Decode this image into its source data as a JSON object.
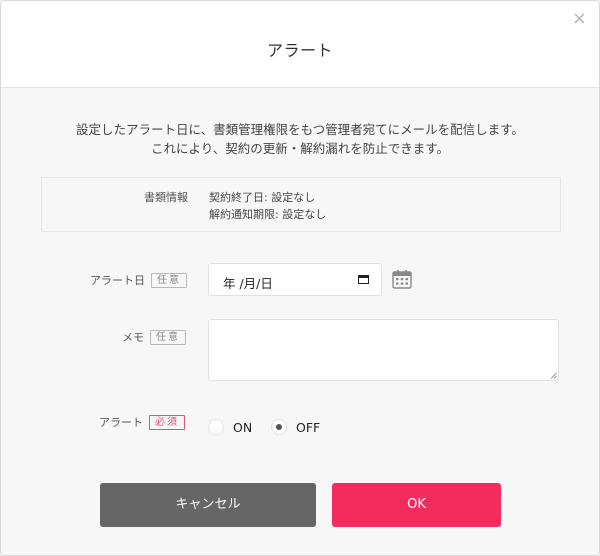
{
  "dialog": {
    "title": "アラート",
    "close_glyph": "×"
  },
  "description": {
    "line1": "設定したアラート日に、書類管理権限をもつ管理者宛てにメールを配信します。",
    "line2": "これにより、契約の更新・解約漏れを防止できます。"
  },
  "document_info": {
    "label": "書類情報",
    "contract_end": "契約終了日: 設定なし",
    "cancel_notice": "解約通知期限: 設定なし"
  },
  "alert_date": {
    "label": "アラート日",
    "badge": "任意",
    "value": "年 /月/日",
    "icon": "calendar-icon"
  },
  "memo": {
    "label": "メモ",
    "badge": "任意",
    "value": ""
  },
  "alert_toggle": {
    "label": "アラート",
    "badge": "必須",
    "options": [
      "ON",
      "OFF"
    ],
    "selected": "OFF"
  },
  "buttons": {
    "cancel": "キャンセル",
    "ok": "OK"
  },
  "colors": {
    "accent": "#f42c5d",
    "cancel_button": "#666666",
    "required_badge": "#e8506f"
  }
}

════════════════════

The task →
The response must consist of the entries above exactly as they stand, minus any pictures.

Your solution →
Decode this image into its source data as a JSON object.
{
  "dialog": {
    "title": "アラート",
    "close_glyph": "×"
  },
  "description": {
    "line1": "設定したアラート日に、書類管理権限をもつ管理者宛てにメールを配信します。",
    "line2": "これにより、契約の更新・解約漏れを防止できます。"
  },
  "document_info": {
    "label": "書類情報",
    "contract_end": "契約終了日: 設定なし",
    "cancel_notice": "解約通知期限: 設定なし"
  },
  "alert_date": {
    "label": "アラート日",
    "badge": "任意",
    "value": "年 /月/日",
    "icon": "calendar-icon"
  },
  "memo": {
    "label": "メモ",
    "badge": "任意",
    "value": ""
  },
  "alert_toggle": {
    "label": "アラート",
    "badge": "必須",
    "options": [
      "ON",
      "OFF"
    ],
    "selected": "OFF"
  },
  "buttons": {
    "cancel": "キャンセル",
    "ok": "OK"
  },
  "colors": {
    "accent": "#f42c5d",
    "cancel_button": "#666666",
    "required_badge": "#e8506f"
  }
}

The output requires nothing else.